* [Exercise objective]: Filter the entries, keeping every line with the word "JSON".

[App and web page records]
::::::::
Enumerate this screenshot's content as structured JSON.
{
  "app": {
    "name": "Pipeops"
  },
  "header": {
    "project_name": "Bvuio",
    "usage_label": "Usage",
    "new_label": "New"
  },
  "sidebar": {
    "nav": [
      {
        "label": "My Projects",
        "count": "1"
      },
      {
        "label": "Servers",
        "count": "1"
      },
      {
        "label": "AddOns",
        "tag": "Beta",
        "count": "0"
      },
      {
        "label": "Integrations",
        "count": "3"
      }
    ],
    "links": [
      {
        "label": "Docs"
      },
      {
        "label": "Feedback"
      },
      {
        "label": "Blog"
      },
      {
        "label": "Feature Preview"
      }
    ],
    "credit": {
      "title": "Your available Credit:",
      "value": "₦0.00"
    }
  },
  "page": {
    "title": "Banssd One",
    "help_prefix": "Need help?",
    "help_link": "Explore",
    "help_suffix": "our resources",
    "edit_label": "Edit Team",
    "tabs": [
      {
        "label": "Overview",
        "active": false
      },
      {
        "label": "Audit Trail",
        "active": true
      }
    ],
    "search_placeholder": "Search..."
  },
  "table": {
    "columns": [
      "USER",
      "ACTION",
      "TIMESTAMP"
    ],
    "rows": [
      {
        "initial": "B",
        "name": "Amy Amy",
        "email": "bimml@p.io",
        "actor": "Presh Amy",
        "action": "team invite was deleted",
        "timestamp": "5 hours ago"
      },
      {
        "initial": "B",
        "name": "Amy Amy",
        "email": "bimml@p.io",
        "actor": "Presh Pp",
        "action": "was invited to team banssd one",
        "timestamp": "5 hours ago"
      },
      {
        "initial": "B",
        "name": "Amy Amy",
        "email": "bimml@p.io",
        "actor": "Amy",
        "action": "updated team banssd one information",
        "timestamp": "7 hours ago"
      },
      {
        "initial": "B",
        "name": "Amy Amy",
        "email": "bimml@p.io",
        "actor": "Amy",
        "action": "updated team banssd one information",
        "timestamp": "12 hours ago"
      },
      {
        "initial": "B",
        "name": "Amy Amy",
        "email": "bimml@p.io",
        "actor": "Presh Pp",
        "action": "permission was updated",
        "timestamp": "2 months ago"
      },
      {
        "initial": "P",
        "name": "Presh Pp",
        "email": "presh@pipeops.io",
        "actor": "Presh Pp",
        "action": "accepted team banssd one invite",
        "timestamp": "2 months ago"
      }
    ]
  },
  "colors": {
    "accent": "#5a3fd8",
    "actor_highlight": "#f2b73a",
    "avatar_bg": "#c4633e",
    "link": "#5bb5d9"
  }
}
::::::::
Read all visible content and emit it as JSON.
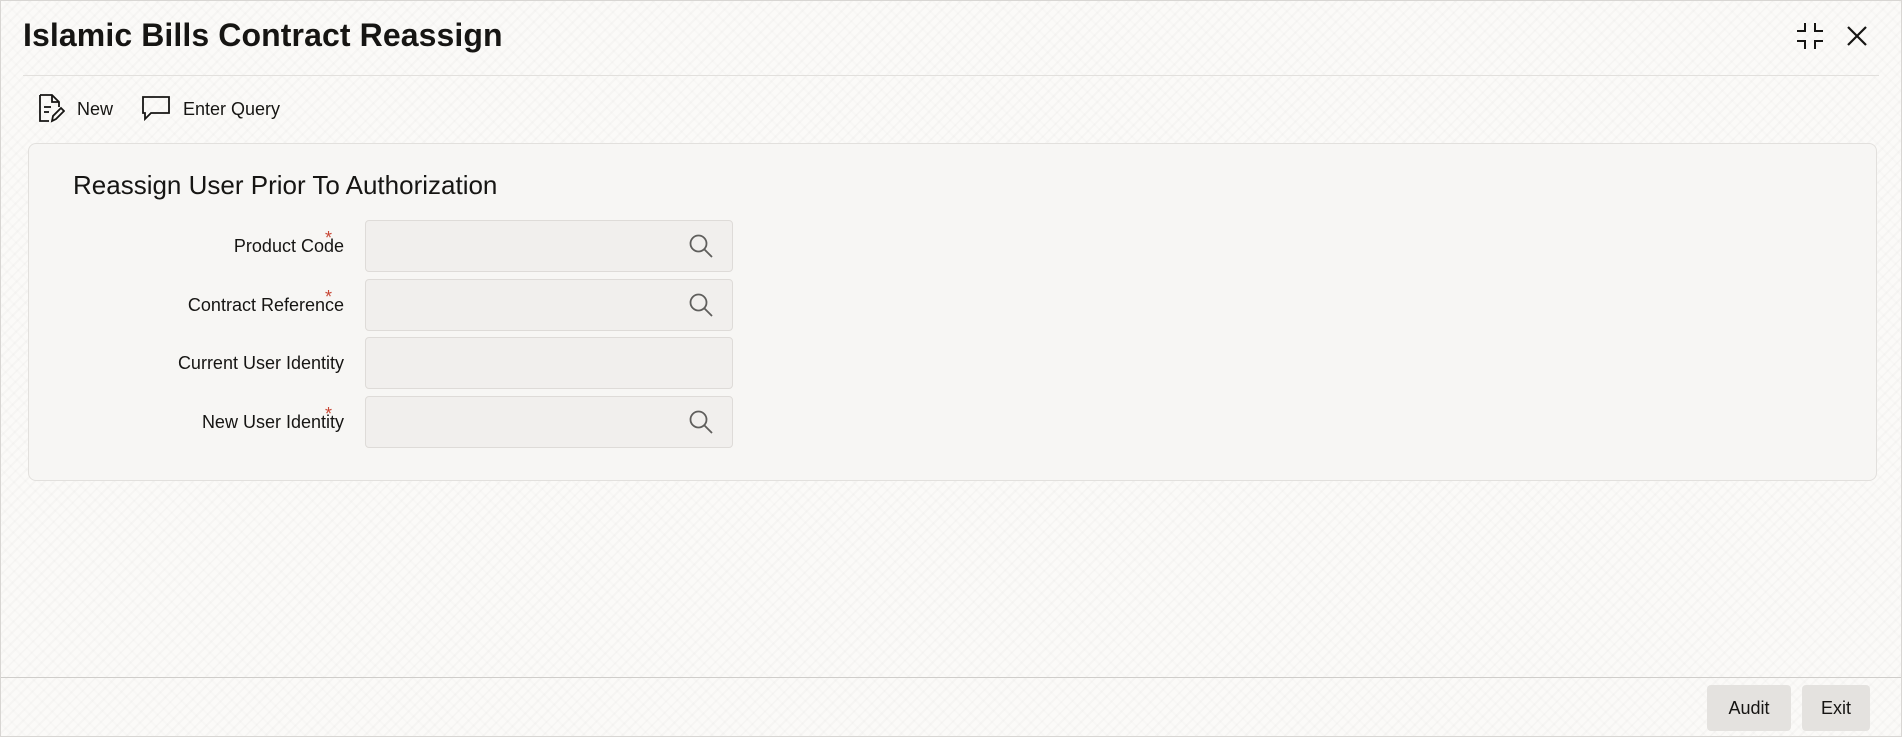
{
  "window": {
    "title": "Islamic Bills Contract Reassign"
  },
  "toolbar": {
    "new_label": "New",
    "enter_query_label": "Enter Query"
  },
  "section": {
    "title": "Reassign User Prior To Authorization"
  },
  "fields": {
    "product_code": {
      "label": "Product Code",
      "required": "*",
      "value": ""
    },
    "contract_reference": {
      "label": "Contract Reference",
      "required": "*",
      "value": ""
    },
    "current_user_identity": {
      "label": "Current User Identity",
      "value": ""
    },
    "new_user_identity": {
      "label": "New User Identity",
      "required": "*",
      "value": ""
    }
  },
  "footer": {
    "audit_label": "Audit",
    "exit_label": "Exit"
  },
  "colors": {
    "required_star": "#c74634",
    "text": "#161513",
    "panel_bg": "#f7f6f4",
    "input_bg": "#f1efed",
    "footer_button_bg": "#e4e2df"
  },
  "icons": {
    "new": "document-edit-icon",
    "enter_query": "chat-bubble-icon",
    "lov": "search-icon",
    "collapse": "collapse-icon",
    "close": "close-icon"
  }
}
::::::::
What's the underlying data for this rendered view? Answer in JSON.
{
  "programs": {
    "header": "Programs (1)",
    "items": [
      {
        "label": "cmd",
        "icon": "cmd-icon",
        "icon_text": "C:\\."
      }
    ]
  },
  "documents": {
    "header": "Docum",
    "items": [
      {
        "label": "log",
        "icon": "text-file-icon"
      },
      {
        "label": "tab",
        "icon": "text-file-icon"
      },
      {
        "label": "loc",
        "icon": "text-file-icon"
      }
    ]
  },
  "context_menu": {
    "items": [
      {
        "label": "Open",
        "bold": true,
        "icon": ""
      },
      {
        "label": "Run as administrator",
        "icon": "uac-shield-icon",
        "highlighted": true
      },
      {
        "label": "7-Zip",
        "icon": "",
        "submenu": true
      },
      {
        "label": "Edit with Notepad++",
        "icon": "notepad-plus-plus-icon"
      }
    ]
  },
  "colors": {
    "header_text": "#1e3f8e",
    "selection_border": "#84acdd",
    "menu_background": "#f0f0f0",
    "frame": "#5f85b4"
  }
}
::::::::
* [Exercise output]:
Enumerate this screenshot's content as structured JSON.
Read all visible content and emit it as JSON.
What's the underlying data for this rendered view? Answer in JSON.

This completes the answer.